Orlando Pirates’ legendary captain, Lucky Lekgwathi, has officially hung up his boots after 14 years of loyal service at Dr Irvin Khoza’s club.
Affectionately known as Phinda Mzala, the 40-year-old Ga-Rankuwa-born defender joined Bucs from Ria Stars in 2002 after a two-season stint at Real Rovers. After making his move to Pirates, Lekgwathi never looked back and went on to become one of the most successful captains in the club’s history, collecting trophies and demonstrating leadership qualities second to none.
Despite his professional conduct, dedication and commitment to his craft, Lekgwathi only managed a mere 14 Bafana Bafana caps and it is absurd to think the country didn’t utilise his rare qualities as much as it could have. Another missed opportunity right there! Ask any of Lekgwathi’s former teammates about the influence, guidance and assistance offered by the humble captain over the years and you will be surprised how even some of the most decorated footballers of our time feel indebted to the stalwart defender. Even opposition players and coaches had nothing but respect for this giant. It is also not every day that a team captain commands respect even from opposition supporters, even more so from arch-rival supporters. Lucky is one of the few that I know to have accomplished this feat.
Lekgwathi’s retirement came as no surprise, especially for someone his age, however, the fact that it took two seasons’ non-appearance to finally confirm his retirement smacks of total disrespect for both the legendary figure and the club’s supporters. His last official appearance for Bucs, was away to Golden Arrows on May 10, 2014, in a 3–1 league win for Bucs with Kermit Erasmus, Sifiso Myeni and Mpho Makola finding the back of the net. A long-term injury then struck Phinda Mzala, resulting in him not starting the 2014/15 season with the club. However, upon his recovery, he continued training with the team and whenever I enquired about his future, all he could tell me was that he was still around. Speculation was rife, with reports of a possible position in the club’s technical team or management being made available for the legendary Lekgwathi. None of that materialised until the news broke that all that talk was just pure speculation and therefore there was absolutely nothing at the club, beyond his football career, in the pipeline.
To think the technical team couldn’t even provide Lekgwathi with an opportunity to bid the Buccaneers farewell at Orlando Stadium, even if it was a cameo role, towards the end of last season, is really saddening. It is not like Pirates were challenging for league honours or couldn’t afford to keep a place on the bench for Phinda Mzala. Lekgwathi is not just any player – he is everything Pirates stands for and therefore his retirement should never be dealt with in the same vein as other former players. He wasn’t just another player lucky enough to don the black and white jersey. He is to Pirates what Ryan Giggs is to Manchester United – a living legend! We are talking here about someone who played an incredible role in ending the club’s eight-year league title drought and went on to lead the team to the only Double-Treble ever achieved in the PSL era.
There are only three times that I remember the usually calm but sometimes temperamental Lekgwathi being caught ‘off-side’ in his career.

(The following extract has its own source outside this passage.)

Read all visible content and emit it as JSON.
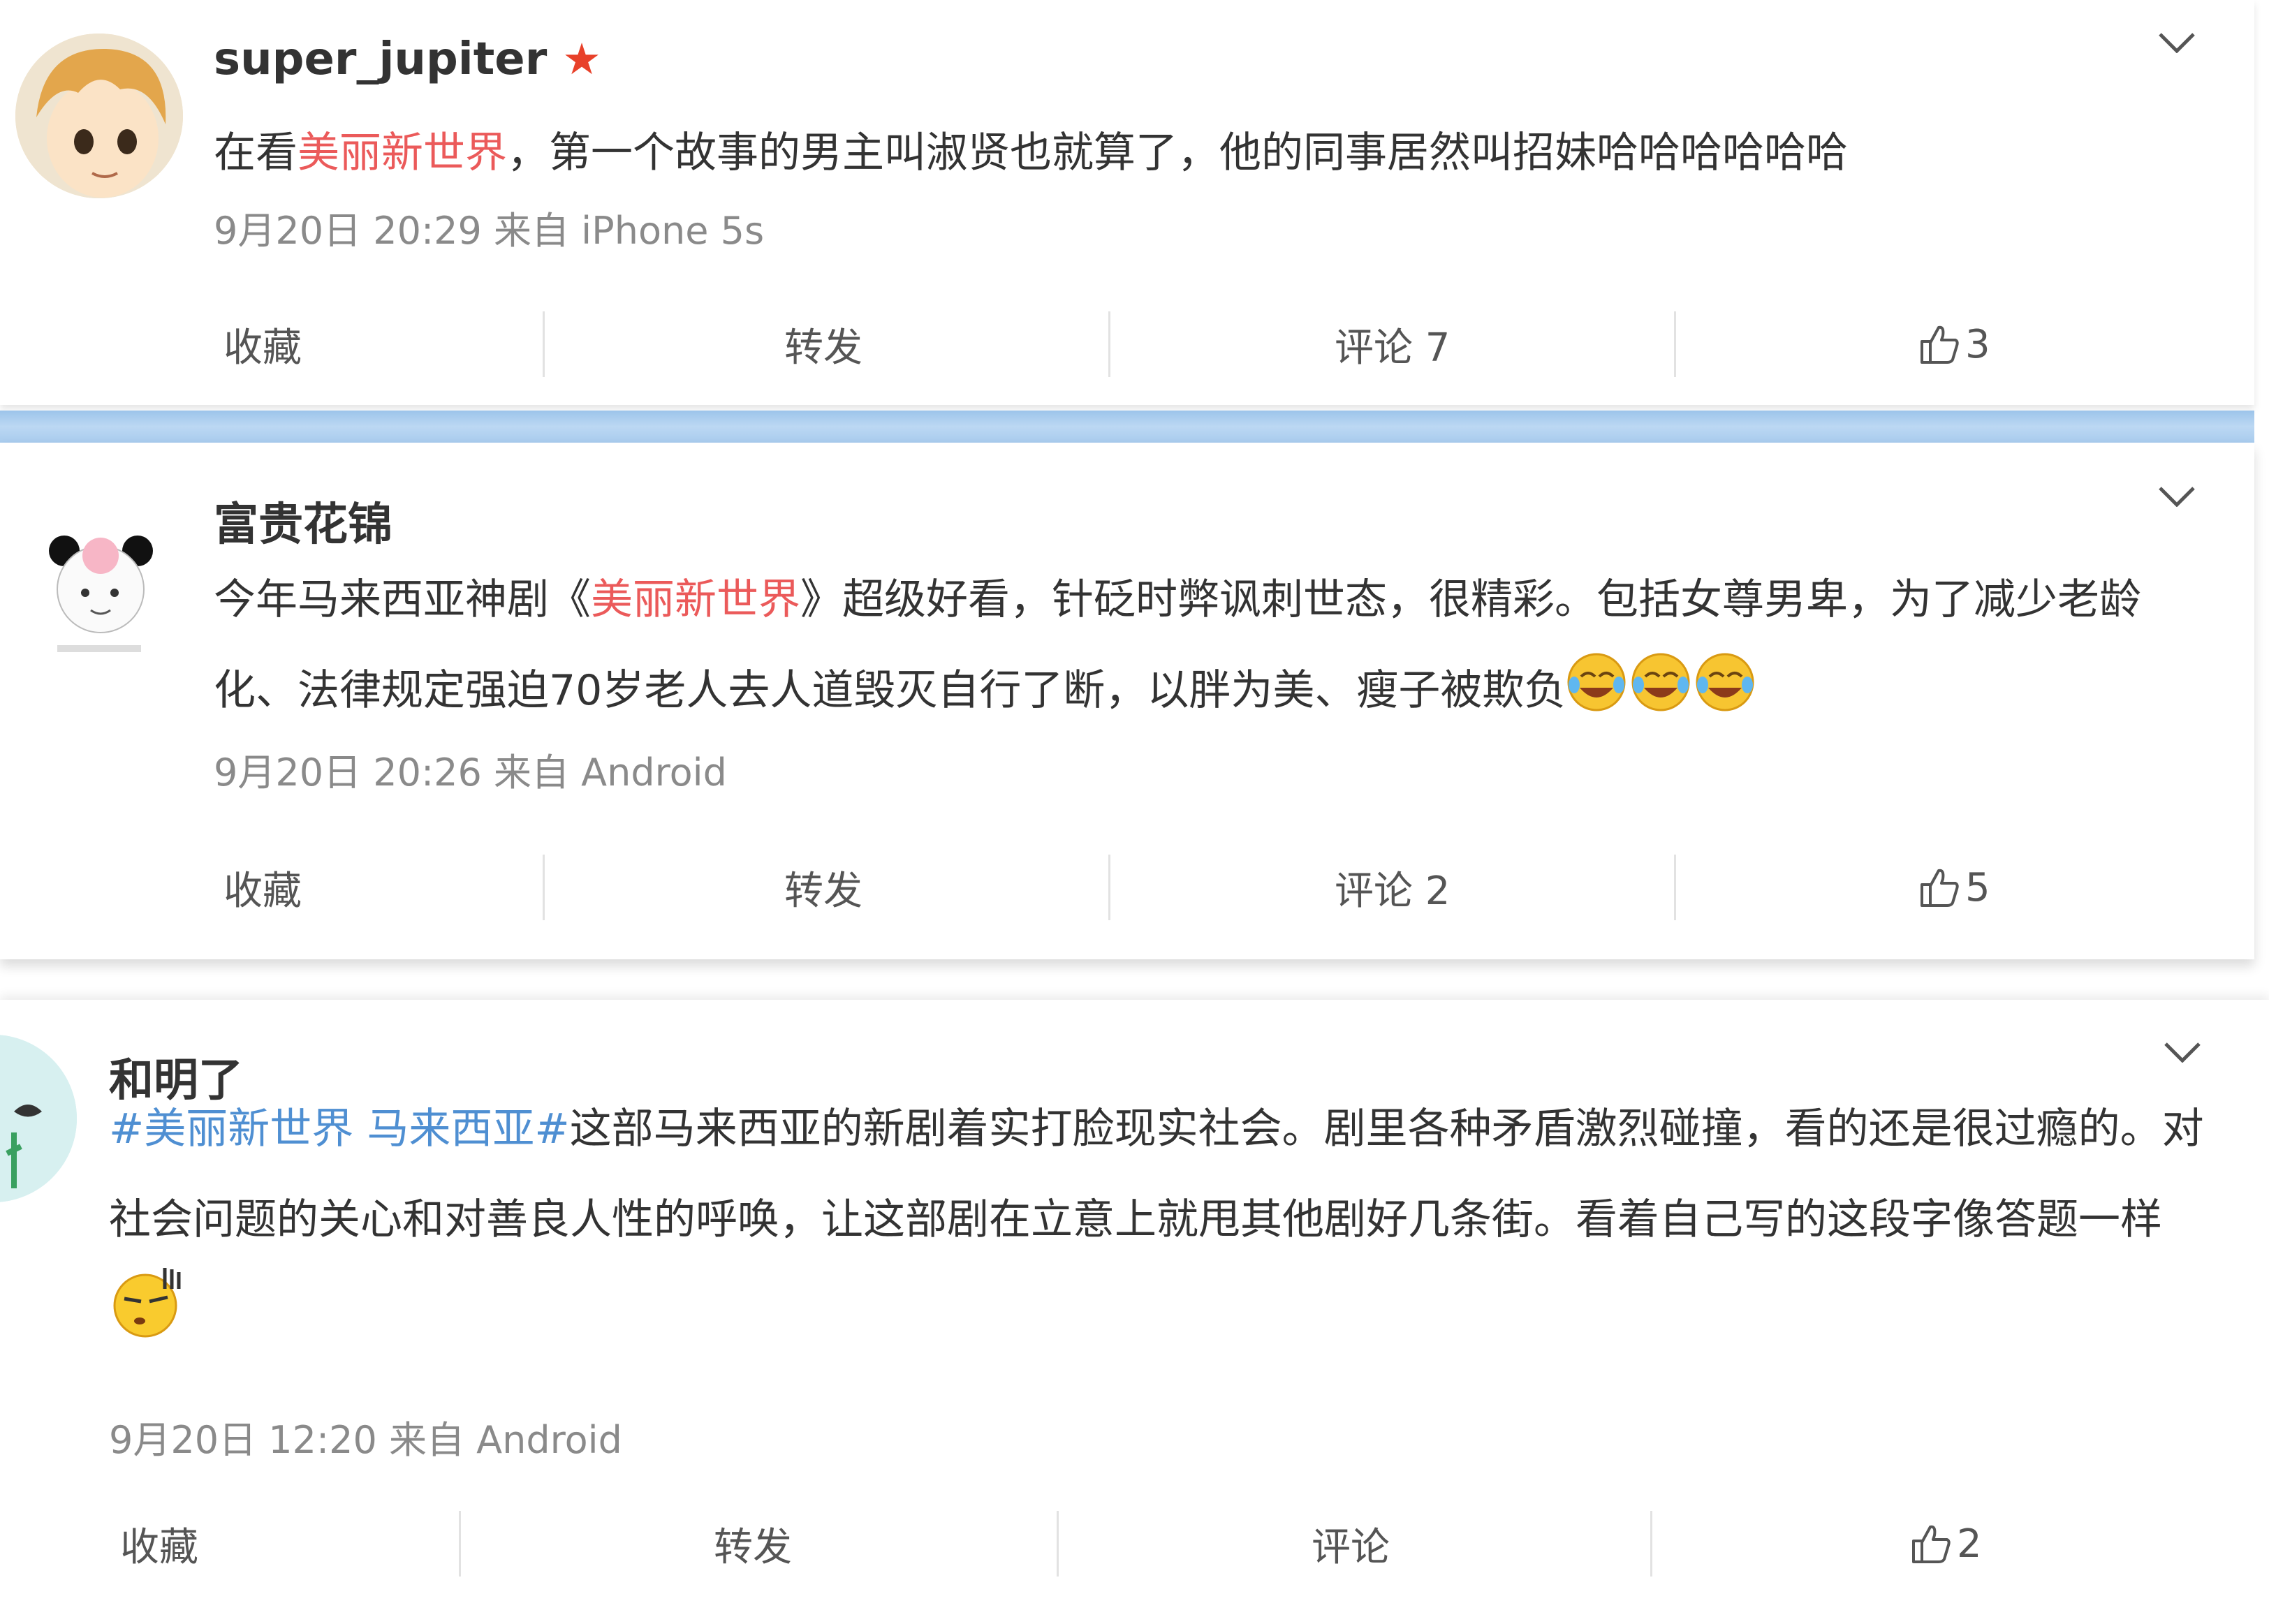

Firstly, his one and only red card in his career for a second bookable challenge on Kurt Lentjies when Bucs defeated Mamelodi Sundowns 2–1, then the notorious ‘nail-cutter incident’ at Bucs training and finally the public utterances following his disappointment at missing out on the MTN8 final against Platinum Stars. Phinda Mzala missed his aunt’s funeral to be part of the team in Durban for the final, only to find out a few hours before the game that he was to take no part in the game, with a seat in the VIP section reserved for him instead. This after he was ‘rested’ for the second leg of the semi-final against Kaizer Chiefs played earlier in the week so that he could be ‘fresh for the final’. How many players would willingly sacrifice a family funeral for the team’s commitments?

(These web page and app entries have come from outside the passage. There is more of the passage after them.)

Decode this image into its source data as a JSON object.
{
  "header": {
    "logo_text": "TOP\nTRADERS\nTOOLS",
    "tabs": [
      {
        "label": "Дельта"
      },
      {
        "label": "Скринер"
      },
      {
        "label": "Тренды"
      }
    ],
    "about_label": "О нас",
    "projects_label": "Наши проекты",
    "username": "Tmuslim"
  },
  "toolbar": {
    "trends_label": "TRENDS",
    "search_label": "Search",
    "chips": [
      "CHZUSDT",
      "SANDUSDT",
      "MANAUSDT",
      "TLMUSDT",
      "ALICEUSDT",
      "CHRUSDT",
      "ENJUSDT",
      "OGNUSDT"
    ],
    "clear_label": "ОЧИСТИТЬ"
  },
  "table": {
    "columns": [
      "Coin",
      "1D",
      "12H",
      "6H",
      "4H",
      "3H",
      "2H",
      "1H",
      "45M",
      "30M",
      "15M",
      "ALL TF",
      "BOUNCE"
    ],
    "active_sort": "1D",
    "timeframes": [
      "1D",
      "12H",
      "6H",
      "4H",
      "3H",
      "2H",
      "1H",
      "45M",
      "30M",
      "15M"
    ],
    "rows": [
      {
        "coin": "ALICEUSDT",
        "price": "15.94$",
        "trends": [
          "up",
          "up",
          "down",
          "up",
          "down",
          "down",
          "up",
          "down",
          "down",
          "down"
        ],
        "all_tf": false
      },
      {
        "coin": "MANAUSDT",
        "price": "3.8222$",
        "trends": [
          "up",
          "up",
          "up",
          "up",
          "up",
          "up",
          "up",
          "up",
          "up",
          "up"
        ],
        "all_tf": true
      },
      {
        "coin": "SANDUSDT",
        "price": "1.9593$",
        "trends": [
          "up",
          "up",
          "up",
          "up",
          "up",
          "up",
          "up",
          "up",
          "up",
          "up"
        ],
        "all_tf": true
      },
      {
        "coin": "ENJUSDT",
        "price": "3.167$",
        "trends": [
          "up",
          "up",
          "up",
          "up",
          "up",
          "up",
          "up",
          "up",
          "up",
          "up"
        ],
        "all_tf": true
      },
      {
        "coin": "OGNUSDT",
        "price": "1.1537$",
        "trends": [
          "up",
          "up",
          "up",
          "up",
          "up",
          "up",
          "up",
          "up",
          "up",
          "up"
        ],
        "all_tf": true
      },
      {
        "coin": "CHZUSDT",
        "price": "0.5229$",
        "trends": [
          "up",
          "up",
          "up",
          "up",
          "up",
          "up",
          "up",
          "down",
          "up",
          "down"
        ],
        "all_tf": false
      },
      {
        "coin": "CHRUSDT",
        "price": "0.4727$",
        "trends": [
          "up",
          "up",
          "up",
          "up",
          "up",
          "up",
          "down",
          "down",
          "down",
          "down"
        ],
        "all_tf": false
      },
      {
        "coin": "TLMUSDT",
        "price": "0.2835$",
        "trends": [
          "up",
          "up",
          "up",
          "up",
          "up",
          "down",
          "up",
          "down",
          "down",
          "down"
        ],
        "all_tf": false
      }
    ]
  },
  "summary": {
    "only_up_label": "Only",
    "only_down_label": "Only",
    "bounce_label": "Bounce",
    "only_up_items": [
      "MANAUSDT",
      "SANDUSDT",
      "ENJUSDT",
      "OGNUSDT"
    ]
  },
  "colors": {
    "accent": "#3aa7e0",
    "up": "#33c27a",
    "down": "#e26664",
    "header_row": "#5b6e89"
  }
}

The club’s supporters continue to hold Lekgwathi in high regard and have named a couple of Supporters Club branches after this magnificent legend. I also remember him turning down an offer to fly down to Durban for the launch of a Bucs branch named after him, opting to travel with the supporters instead. Can you imagine the experience for the supporters and the humility shown by this legend? How many professional players would even think of supporting street vendors instead of classy shops in the Waterfront or Sandton? Ask the Bucs-supporting vendors – especially those around the Johannesburg CBD – and they will tell you about Phinda Mzala. The down-to-earth man values, appreciates and supports them whenever he gets a chance. I don’t know of a player more humble and appreciative of the team’s supporters.
My point is that we need to honour our legends while they are still alive. I hope Pirates management have Lekgwathi’s testimonial game in their planning. While I’m at it, where is Surprise Moriri, another legendary figure who shouldn’t just disappear off the radar? What happened to Thabo Mooki’s benefit game? We have to honour these and other legends for their loyal, professional and exemplary service to the Beautiful Game. It has to be done while they are still alive, rather than posthumously. Anything else is a disgrace…